An other 6x speed-up.

I looked for a "pure-python" solution, not knowing numpy.
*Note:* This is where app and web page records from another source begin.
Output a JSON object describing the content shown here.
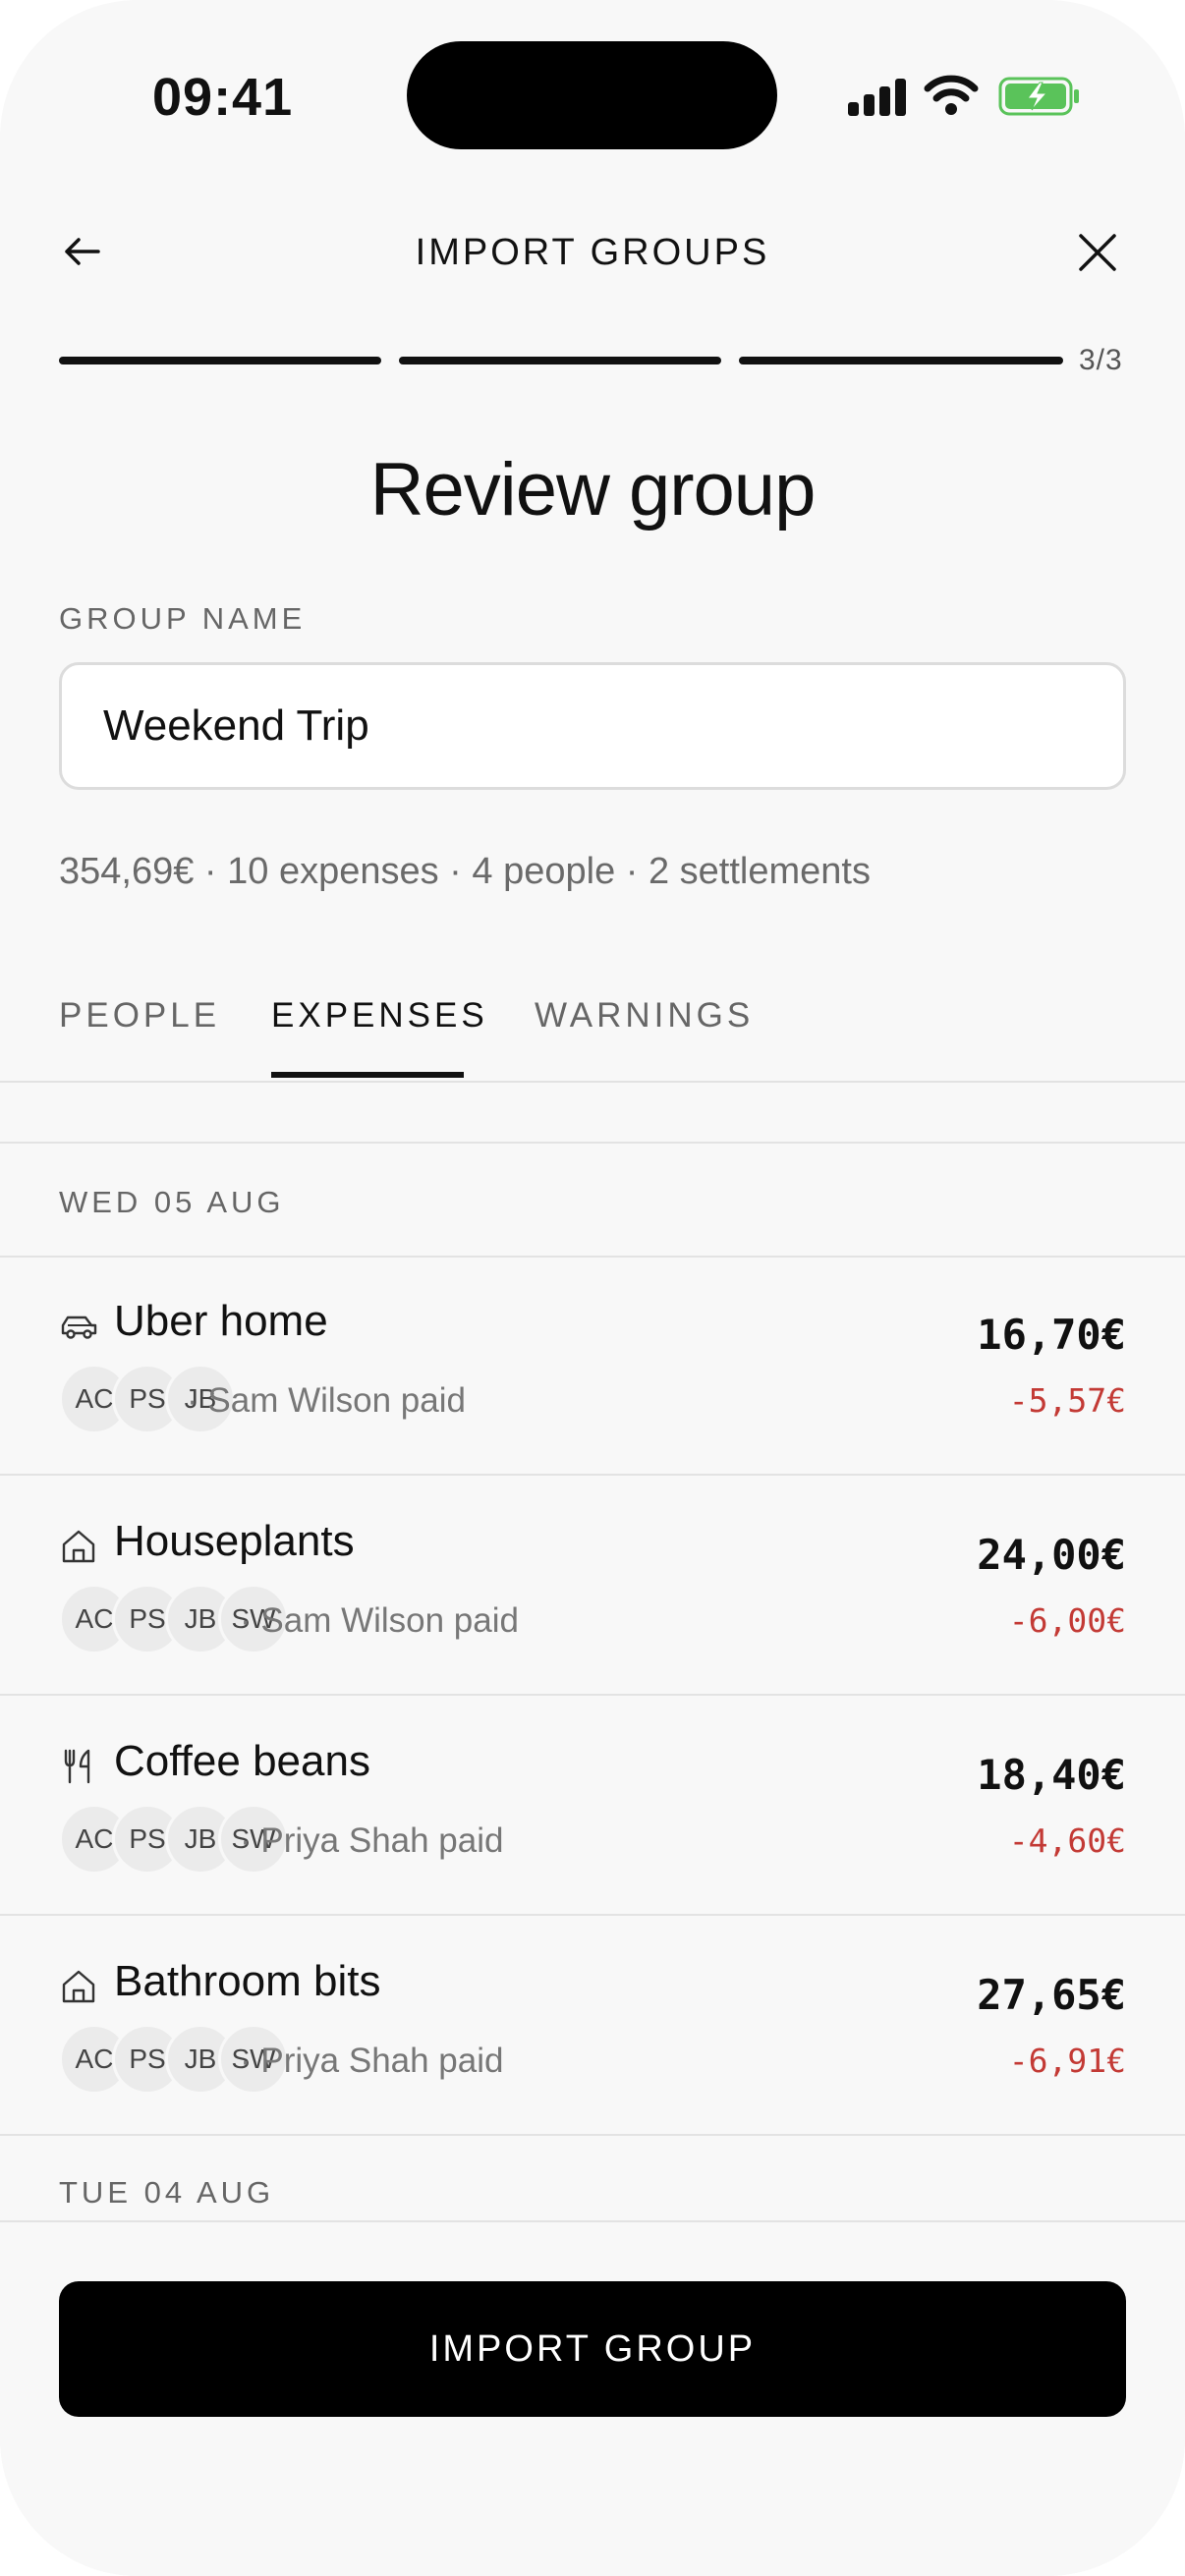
{
  "status_bar": {
    "time": "09:41"
  },
  "header": {
    "title": "IMPORT GROUPS",
    "step": "3/3"
  },
  "page_title": "Review group",
  "group_name": {
    "label": "GROUP NAME",
    "value": "Weekend Trip"
  },
  "summary": "354,69€ · 10 expenses · 4 people · 2 settlements",
  "progress": {
    "completed_steps": 3,
    "total_steps": 3
  },
  "tabs": [
    {
      "label": "PEOPLE",
      "active": false
    },
    {
      "label": "EXPENSES",
      "active": true
    },
    {
      "label": "WARNINGS",
      "active": false
    }
  ],
  "days": [
    {
      "label": "WED 05 AUG",
      "expenses": [
        {
          "title": "Uber home",
          "icon": "car-icon",
          "avatars": [
            "AC",
            "PS",
            "JB"
          ],
          "paid": "· Sam Wilson paid",
          "amount": "16,70€",
          "share": "-5,57€"
        },
        {
          "title": "Houseplants",
          "icon": "home-icon",
          "avatars": [
            "AC",
            "PS",
            "JB",
            "SW"
          ],
          "paid": "· Sam Wilson paid",
          "amount": "24,00€",
          "share": "-6,00€"
        },
        {
          "title": "Coffee beans",
          "icon": "cutlery-icon",
          "avatars": [
            "AC",
            "PS",
            "JB",
            "SW"
          ],
          "paid": "· Priya Shah paid",
          "amount": "18,40€",
          "share": "-4,60€"
        },
        {
          "title": "Bathroom bits",
          "icon": "home-icon",
          "avatars": [
            "AC",
            "PS",
            "JB",
            "SW"
          ],
          "paid": "· Priya Shah paid",
          "amount": "27,65€",
          "share": "-6,91€"
        }
      ]
    },
    {
      "label": "TUE 04 AUG",
      "expenses": []
    }
  ],
  "footer": {
    "button_label": "IMPORT GROUP"
  },
  "colors": {
    "negative": "#c33a35",
    "primary": "#000000",
    "background": "#f8f8f8"
  }
}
I believe ~~Abhijit~~unutbu/senderle's solution is the way to go in your case.